The locale is London's Covent Garden vegetable market. The time is late night. It is pouring heavily, everybody is seeking the shelter of a church's portico. Among the shelter seekers is an impoverished, bedraggled flower girl Liza with a terrible cockney accent. Liza is trying to peddle her flowers to the crowd of shelter seekers. A middle- aged gentleman, professor Higgins is taking down her speech (in Bells Visible Speech) in his notebook. Professor Higgins is an eccentric phonetician, expert on London accents and can place a person by their accent to the street they originate from. One other shelter seeker is an ex-military man, Colonel Pickering (also middle aged) with a deep interest in phonetics. As professor Higgins Colonel Pickering get talking, Higgins bemoans the terrible accent of Liza (most depressing and disgusting sounds) and boasts that if given a chance to teach and train her to speak for three months, he could pass her off as a duchess on the basis of her fine way of speaking! It comes about that Colonel Pickering is willing to bear the expense of teaching Liza to speak by Higgins. The rest of the play is about Liza 'the live doll' learning to speak like a Duchess from two confirmed bachelors Higgins and Pickering and whether they are able to pass her off as a duchess.

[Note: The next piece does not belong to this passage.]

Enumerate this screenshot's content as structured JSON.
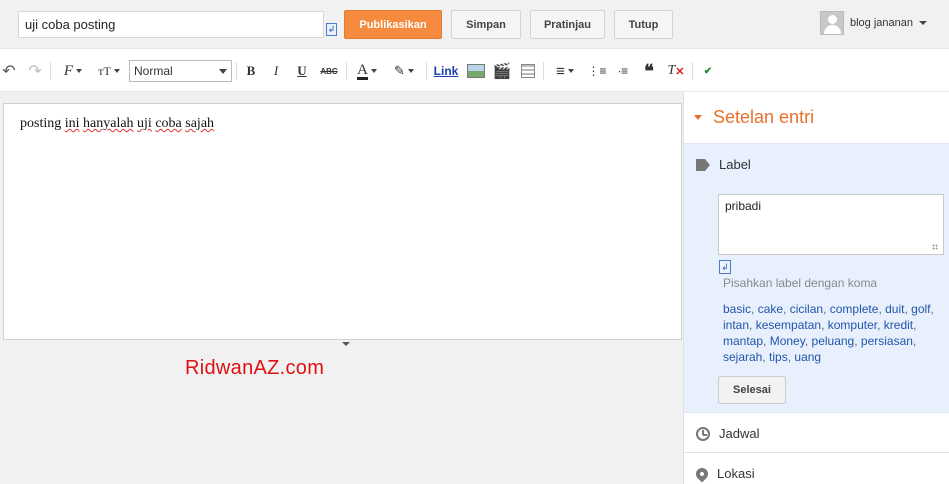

The woman protagonist character of the play Liza like all Shaw's woman protagonist character is strong willed and assertive. Having to endure during her learning the overbearing ways, domineering mien, downright bullying from a socially superior Higgins her teacher, she manages to hold her own. In the latter stages of the play, she even manages to get the better of him and Higgins has to tamely acknowledge that he has made a 'woman' of her after all. (a lame defence) Although there is a romantic angle, (Liza and Freddy) the relationship between Liza vis-à-vis Higgins and Pickering are pivotal, focal relationships of the play. The Liza, Freddy romance is a relegated affair. I feel only Shaw could do this i.e. make a non-romantic relationship so interesting over the other. But then Shaw loved debunking popular notions. All in all a much readable play.
on 1 August 2013
A nice copy, clear text and helpful notes. A very good version to get if you are studying the play, or if you are performing it, as it includes all the original stage directions and notes on set layout.
2 of 3 people found the following review helpful
on 18 September 2010
After a visit to Bernard Shaws house owned by the National Trust, I decided to get a copy of this famous play. Compared to plays i read at school it is really easy to read - the dialogue is excellent and whereas i was expecting something along the lines of the My Fair Lady film i was pleasantly surprised by the much cleverer and less Hollywood ending. I was so impressed that i have been out and bought his collection of 3 "Unpleasant" Plays which I am enjoying at the minute.